Red and white flowers

.  Red and white flowers together not allowed, represent blood and tears.  Never take red and white flowers to anyone in hospital.  Very unlucky.  London, 1960s [Lambeth Horticultural Society, London, November 2015].

2.  Clackmannanshire in the 1950s and Caithness in the 1960s … Mum never liked red and white flowers put together – Wars of the Roses? blood and peace? [Thurso, Caithness, January 2012].

3. When my mother was in hospital they went really potty when someone brought in red and white flowers. That was Hants in 1974 [Westminster Quaker Meeting House, London, October 2009].

4. They say red and white [flowers] together are unlucky; I don’t know why [Maida Hill, London, November 2008].

5. I grew up in the Cotswolds … My mother was very superstitious … She wouldn’t put red and white flowers in the same vase as she said it was like blood and bandages! [Crewkerne, Somerset, January 2007].

6. [Newcastle-on-Clun area, Shropshire] red and white flowers should never be put together, this foretells death [Sandiway, Cheshire, October 2004].

7. In church decorations … red flowers with white gypsophila at Whitsun to symbolise fire and smoke [Harrow-on-the-Hill, Middlesex, October 2004].

8. Red and white flowers together: unlucky, represent blood and bandages [Barking, Essex, August 2004].

9. A man from Australia … said that when he had had to go into hospital he had had some red and white flowers brought in by a visitor, but the nurse would not allow it [Natural History Museum, London, September 1998].

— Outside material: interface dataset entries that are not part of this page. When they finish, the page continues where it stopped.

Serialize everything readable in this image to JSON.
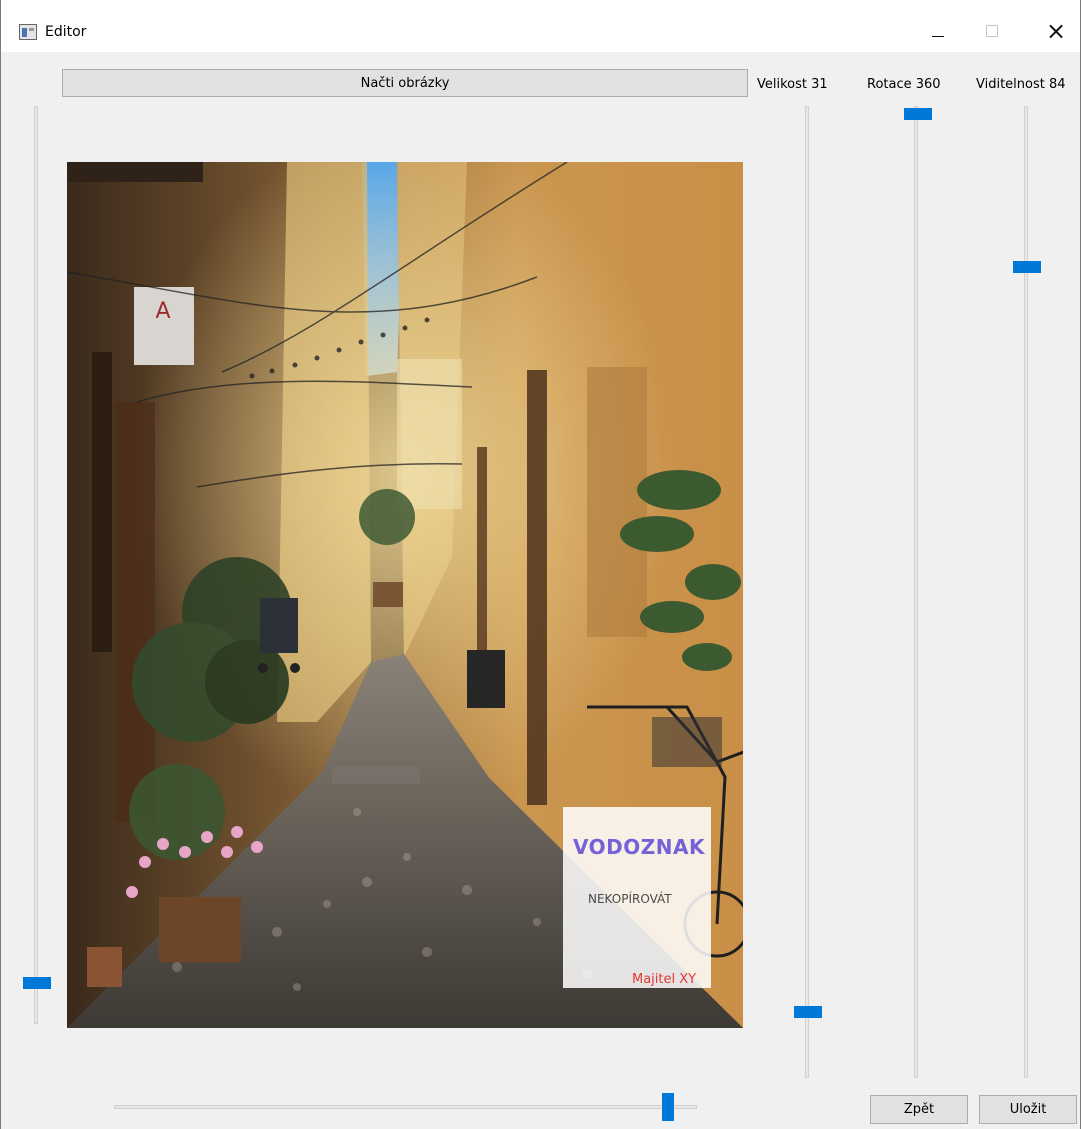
{
  "window": {
    "title": "Editor",
    "controls": {
      "minimize": "minimize-icon",
      "maximize": "maximize-icon",
      "close": "close-icon"
    }
  },
  "toolbar": {
    "load_label": "Načti obrázky",
    "size_label": "Velikost  31",
    "rotation_label": "Rotace  360",
    "visibility_label": "Viditelnost  84"
  },
  "sliders": {
    "left_vertical": {
      "value_fraction": 0.05
    },
    "bottom_horizontal": {
      "value_fraction": 0.95
    },
    "size": {
      "value": 31
    },
    "rotation": {
      "value": 360,
      "value_fraction": 1.0
    },
    "visibility": {
      "value": 84,
      "value_fraction": 0.84
    }
  },
  "watermark": {
    "title": "VODOZNAK",
    "subtitle": "NEKOPÍROVÁT",
    "owner": "Majitel XY"
  },
  "buttons": {
    "back": "Zpět",
    "save": "Uložit"
  },
  "colors": {
    "accent": "#0078d7",
    "button": "#e1e1e1",
    "watermark_title": "#7662d8",
    "watermark_owner": "#e53935"
  }
}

10. I have just retired but I started nursing during the War. I found that red and white flowers in the same vase made some patients uneasy; they would mutter ‘Red and whte, someone will die’. If the colours were separated into a vase of red blossoms and one of white this was acceptable [Penicuik, Midlothian, April 1982].

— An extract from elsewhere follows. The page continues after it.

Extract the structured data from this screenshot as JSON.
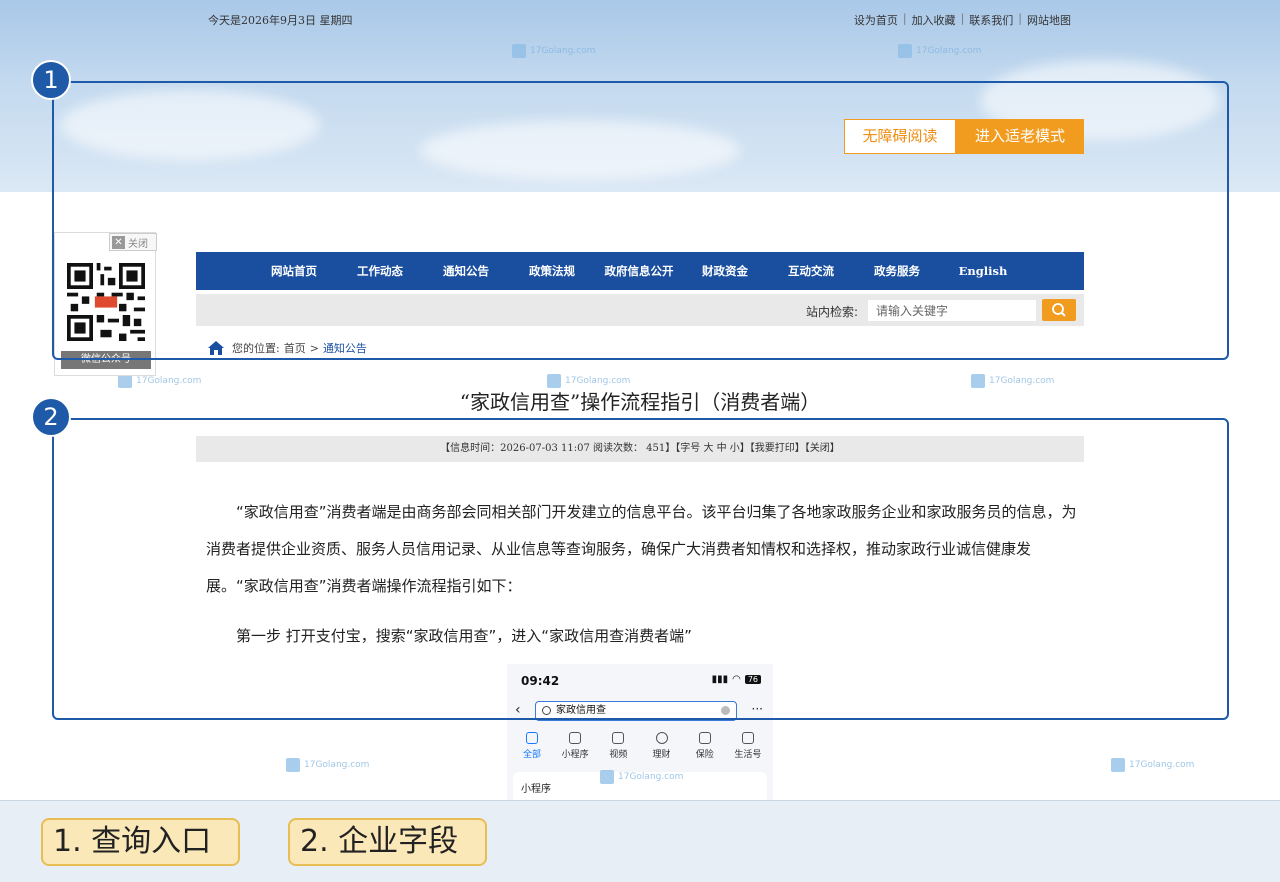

Images:   Sunnyside Residential Home, Chard, Somerset, January 2015.

Observation:  At the Holditch Hall Flowershow, in west Dorset on 10 August 2019, the opener was presented with a buttonhole composed of two white and one red carnations (Dianthus caryophyllus) and some asparagus fern (Asparagus aethiopicus), made by an elderly local lady; presumably she was unaware of this superstition.